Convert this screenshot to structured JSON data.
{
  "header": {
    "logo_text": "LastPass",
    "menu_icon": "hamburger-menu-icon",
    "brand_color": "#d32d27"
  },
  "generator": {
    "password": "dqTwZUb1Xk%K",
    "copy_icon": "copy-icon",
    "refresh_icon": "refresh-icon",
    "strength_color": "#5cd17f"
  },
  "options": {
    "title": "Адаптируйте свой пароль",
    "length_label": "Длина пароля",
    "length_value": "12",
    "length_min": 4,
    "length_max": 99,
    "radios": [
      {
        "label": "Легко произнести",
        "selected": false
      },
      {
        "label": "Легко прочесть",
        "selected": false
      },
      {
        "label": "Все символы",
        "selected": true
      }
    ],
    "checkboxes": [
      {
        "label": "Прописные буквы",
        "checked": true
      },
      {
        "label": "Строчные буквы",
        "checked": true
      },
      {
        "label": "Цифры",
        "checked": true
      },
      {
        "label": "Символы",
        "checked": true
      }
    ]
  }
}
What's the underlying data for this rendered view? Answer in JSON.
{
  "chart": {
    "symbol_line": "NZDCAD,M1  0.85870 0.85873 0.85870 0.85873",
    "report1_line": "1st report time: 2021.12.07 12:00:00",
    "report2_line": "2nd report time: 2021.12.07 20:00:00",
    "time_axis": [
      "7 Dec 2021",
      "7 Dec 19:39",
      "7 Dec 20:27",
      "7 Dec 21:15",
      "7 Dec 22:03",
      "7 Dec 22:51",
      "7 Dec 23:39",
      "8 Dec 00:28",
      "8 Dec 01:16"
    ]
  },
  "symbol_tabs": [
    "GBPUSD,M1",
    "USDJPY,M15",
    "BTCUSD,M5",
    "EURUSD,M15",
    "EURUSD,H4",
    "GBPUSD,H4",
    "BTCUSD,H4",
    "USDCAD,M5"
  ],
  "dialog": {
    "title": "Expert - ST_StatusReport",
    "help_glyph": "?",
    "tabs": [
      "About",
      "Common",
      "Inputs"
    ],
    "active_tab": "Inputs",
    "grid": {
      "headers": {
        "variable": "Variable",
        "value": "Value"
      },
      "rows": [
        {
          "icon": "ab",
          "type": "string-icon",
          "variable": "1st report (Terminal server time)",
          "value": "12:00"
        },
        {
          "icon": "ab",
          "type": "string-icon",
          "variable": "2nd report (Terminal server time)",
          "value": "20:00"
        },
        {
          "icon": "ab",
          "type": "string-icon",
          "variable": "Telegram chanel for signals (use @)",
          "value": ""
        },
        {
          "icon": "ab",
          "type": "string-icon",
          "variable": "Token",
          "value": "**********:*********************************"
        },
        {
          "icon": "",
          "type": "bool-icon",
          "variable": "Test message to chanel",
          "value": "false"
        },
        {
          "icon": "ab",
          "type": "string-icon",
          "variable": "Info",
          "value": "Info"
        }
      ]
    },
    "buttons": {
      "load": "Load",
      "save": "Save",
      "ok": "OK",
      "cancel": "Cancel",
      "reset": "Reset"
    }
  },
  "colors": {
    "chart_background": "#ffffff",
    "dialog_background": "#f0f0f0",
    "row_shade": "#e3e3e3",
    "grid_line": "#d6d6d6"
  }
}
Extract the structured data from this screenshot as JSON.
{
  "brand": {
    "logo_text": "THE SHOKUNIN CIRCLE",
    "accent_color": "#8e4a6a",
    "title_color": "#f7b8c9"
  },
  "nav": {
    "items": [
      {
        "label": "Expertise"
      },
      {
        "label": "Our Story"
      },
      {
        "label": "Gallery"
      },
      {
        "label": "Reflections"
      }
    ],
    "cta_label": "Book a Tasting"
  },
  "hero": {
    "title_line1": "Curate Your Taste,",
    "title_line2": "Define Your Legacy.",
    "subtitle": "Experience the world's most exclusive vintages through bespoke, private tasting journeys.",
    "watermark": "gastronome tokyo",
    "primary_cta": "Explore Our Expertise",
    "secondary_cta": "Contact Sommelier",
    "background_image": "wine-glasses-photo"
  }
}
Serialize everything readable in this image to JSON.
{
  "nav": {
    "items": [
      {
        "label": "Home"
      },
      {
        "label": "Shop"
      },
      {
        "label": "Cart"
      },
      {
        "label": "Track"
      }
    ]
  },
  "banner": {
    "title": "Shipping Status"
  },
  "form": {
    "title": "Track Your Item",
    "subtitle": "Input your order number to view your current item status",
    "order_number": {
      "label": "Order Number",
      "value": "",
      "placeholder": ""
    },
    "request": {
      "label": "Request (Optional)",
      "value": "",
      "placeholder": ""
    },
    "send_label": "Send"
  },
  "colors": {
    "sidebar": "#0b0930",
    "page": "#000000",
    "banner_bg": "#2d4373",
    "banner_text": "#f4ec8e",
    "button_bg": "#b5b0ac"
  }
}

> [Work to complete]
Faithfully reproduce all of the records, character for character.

> [Response area]
Convert this screenshot to structured JSON data.
{
  "header": {
    "logo_text": "LastPass",
    "menu_icon": "hamburger-menu-icon",
    "brand_color": "#d32d27"
  },
  "generator": {
    "password": "dqTwZUb1Xk%K",
    "copy_icon": "copy-icon",
    "refresh_icon": "refresh-icon",
    "strength_color": "#5cd17f"
  },
  "options": {
    "title": "Адаптируйте свой пароль",
    "length_label": "Длина пароля",
    "length_value": "12",
    "length_min": 4,
    "length_max": 99,
    "radios": [
      {
        "label": "Легко произнести",
        "selected": false
      },
      {
        "label": "Легко прочесть",
        "selected": false
      },
      {
        "label": "Все символы",
        "selected": true
      }
    ],
    "checkboxes": [
      {
        "label": "Прописные буквы",
        "checked": true
      },
      {
        "label": "Строчные буквы",
        "checked": true
      },
      {
        "label": "Цифры",
        "checked": true
      },
      {
        "label": "Символы",
        "checked": true
      }
    ]
  }
}
What's the underlying data for this rendered view? Answer in JSON.
{
  "chart": {
    "symbol_line": "NZDCAD,M1  0.85870 0.85873 0.85870 0.85873",
    "report1_line": "1st report time: 2021.12.07 12:00:00",
    "report2_line": "2nd report time: 2021.12.07 20:00:00",
    "time_axis": [
      "7 Dec 2021",
      "7 Dec 19:39",
      "7 Dec 20:27",
      "7 Dec 21:15",
      "7 Dec 22:03",
      "7 Dec 22:51",
      "7 Dec 23:39",
      "8 Dec 00:28",
      "8 Dec 01:16"
    ]
  },
  "symbol_tabs": [
    "GBPUSD,M1",
    "USDJPY,M15",
    "BTCUSD,M5",
    "EURUSD,M15",
    "EURUSD,H4",
    "GBPUSD,H4",
    "BTCUSD,H4",
    "USDCAD,M5"
  ],
  "dialog": {
    "title": "Expert - ST_StatusReport",
    "help_glyph": "?",
    "tabs": [
      "About",
      "Common",
      "Inputs"
    ],
    "active_tab": "Inputs",
    "grid": {
      "headers": {
        "variable": "Variable",
        "value": "Value"
      },
      "rows": [
        {
          "icon": "ab",
          "type": "string-icon",
          "variable": "1st report (Terminal server time)",
          "value": "12:00"
        },
        {
          "icon": "ab",
          "type": "string-icon",
          "variable": "2nd report (Terminal server time)",
          "value": "20:00"
        },
        {
          "icon": "ab",
          "type": "string-icon",
          "variable": "Telegram chanel for signals (use @)",
          "value": ""
        },
        {
          "icon": "ab",
          "type": "string-icon",
          "variable": "Token",
          "value": "**********:*********************************"
        },
        {
          "icon": "",
          "type": "bool-icon",
          "variable": "Test message to chanel",
          "value": "false"
        },
        {
          "icon": "ab",
          "type": "string-icon",
          "variable": "Info",
          "value": "Info"
        }
      ]
    },
    "buttons": {
      "load": "Load",
      "save": "Save",
      "ok": "OK",
      "cancel": "Cancel",
      "reset": "Reset"
    }
  },
  "colors": {
    "chart_background": "#ffffff",
    "dialog_background": "#f0f0f0",
    "row_shade": "#e3e3e3",
    "grid_line": "#d6d6d6"
  }
}
Extract the structured data from this screenshot as JSON.
{
  "brand": {
    "logo_text": "THE SHOKUNIN CIRCLE",
    "accent_color": "#8e4a6a",
    "title_color": "#f7b8c9"
  },
  "nav": {
    "items": [
      {
        "label": "Expertise"
      },
      {
        "label": "Our Story"
      },
      {
        "label": "Gallery"
      },
      {
        "label": "Reflections"
      }
    ],
    "cta_label": "Book a Tasting"
  },
  "hero": {
    "title_line1": "Curate Your Taste,",
    "title_line2": "Define Your Legacy.",
    "subtitle": "Experience the world's most exclusive vintages through bespoke, private tasting journeys.",
    "watermark": "gastronome tokyo",
    "primary_cta": "Explore Our Expertise",
    "secondary_cta": "Contact Sommelier",
    "background_image": "wine-glasses-photo"
  }
}
Serialize everything readable in this image to JSON.
{
  "nav": {
    "items": [
      {
        "label": "Home"
      },
      {
        "label": "Shop"
      },
      {
        "label": "Cart"
      },
      {
        "label": "Track"
      }
    ]
  },
  "banner": {
    "title": "Shipping Status"
  },
  "form": {
    "title": "Track Your Item",
    "subtitle": "Input your order number to view your current item status",
    "order_number": {
      "label": "Order Number",
      "value": "",
      "placeholder": ""
    },
    "request": {
      "label": "Request (Optional)",
      "value": "",
      "placeholder": ""
    },
    "send_label": "Send"
  },
  "colors": {
    "sidebar": "#0b0930",
    "page": "#000000",
    "banner_bg": "#2d4373",
    "banner_text": "#f4ec8e",
    "button_bg": "#b5b0ac"
  }
}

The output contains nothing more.